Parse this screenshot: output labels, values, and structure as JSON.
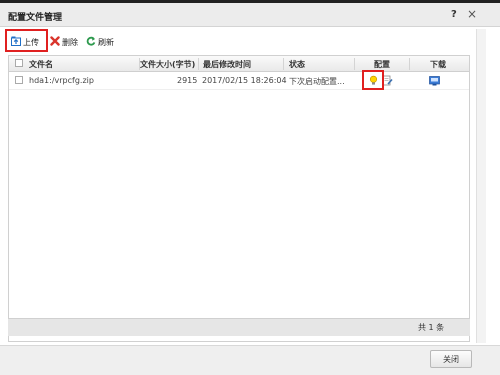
{
  "dialog": {
    "title": "配置文件管理",
    "help_label": "?",
    "close_label": "×"
  },
  "toolbar": {
    "upload_label": "上传",
    "delete_label": "删除",
    "refresh_label": "刷新",
    "colors": {
      "highlight": "#e02020",
      "upload": "#1f6fc7",
      "delete": "#d9342b",
      "refresh": "#2e9a4e"
    }
  },
  "table": {
    "columns": [
      "文件名",
      "文件大小(字节)",
      "最后修改时间",
      "状态",
      "配置",
      "下载"
    ],
    "rows": [
      {
        "name": "hda1:/vrpcfg.zip",
        "size": "2915",
        "modified": "2017/02/15 18:26:04",
        "status": "下次启动配置..."
      }
    ]
  },
  "footer": {
    "total": "共 1 条"
  },
  "buttons": {
    "close": "关闭"
  }
}
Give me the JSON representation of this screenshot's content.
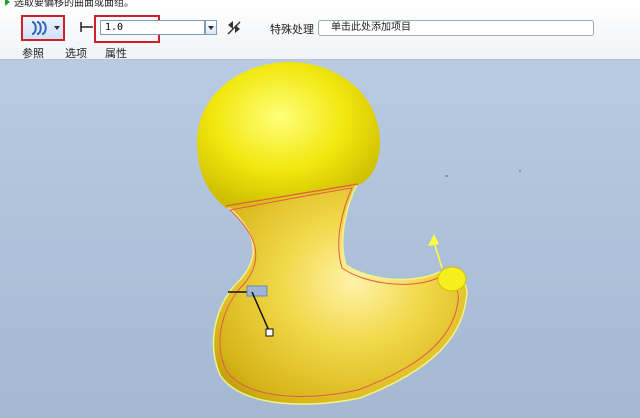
{
  "prompt": {
    "text": "选取要偏移的曲面或面组。"
  },
  "dashboard": {
    "offset_value": "1.0",
    "special_handling_label": "特殊处理",
    "add_item_text": "单击此处添加项目",
    "tabs": [
      "参照",
      "选项",
      "属性"
    ]
  },
  "colors": {
    "highlight": "#d01f2b",
    "model": "#f2e10a",
    "viewport_top": "#b9cbe2",
    "viewport_bottom": "#a4b8d2"
  },
  "icons": [
    "offset-type-icon",
    "dropdown-caret-icon",
    "offset-distance-icon",
    "flip-direction-icon",
    "drag-handle-icon",
    "direction-arrow-icon"
  ]
}
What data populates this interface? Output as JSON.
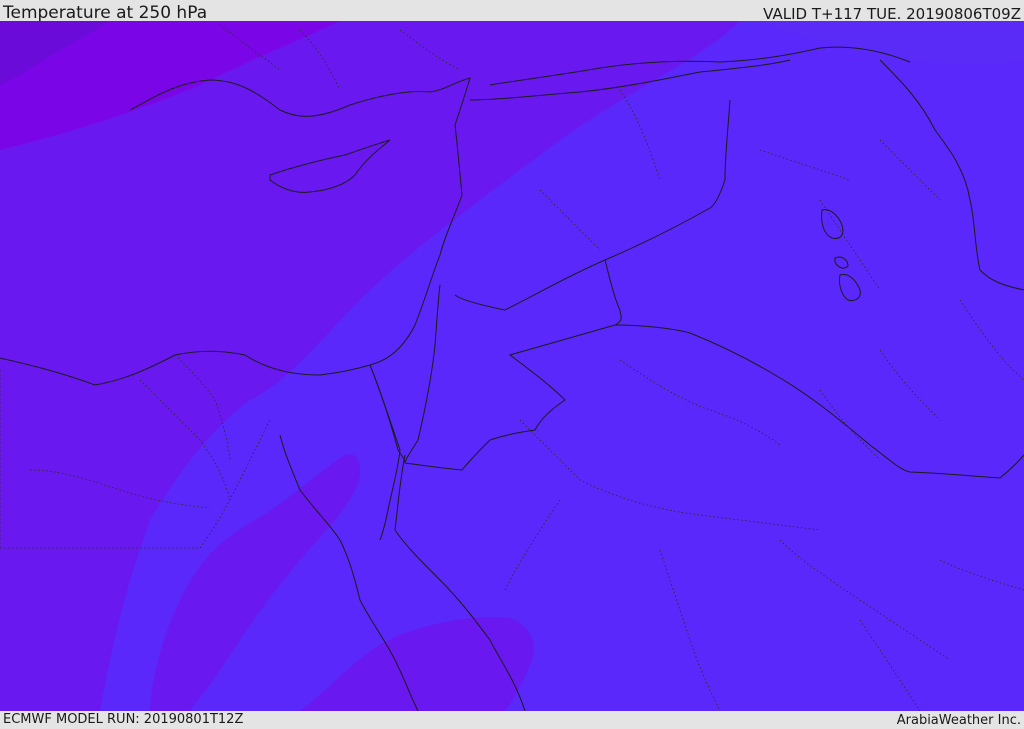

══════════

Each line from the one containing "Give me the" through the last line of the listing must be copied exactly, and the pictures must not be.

• **WRITTEN RESPONSE**:
Give me the JSON representation of this screenshot's content.
{
  "prompt": {
    "text": "选取要偏移的曲面或面组。"
  },
  "dashboard": {
    "offset_value": "1.0",
    "special_handling_label": "特殊处理",
    "add_item_text": "单击此处添加项目",
    "tabs": [
      "参照",
      "选项",
      "属性"
    ]
  },
  "colors": {
    "highlight": "#d01f2b",
    "model": "#f2e10a",
    "viewport_top": "#b9cbe2",
    "viewport_bottom": "#a4b8d2"
  },
  "icons": [
    "offset-type-icon",
    "dropdown-caret-icon",
    "offset-distance-icon",
    "flip-direction-icon",
    "drag-handle-icon",
    "direction-arrow-icon"
  ]
}
What data populates this interface? Output as JSON.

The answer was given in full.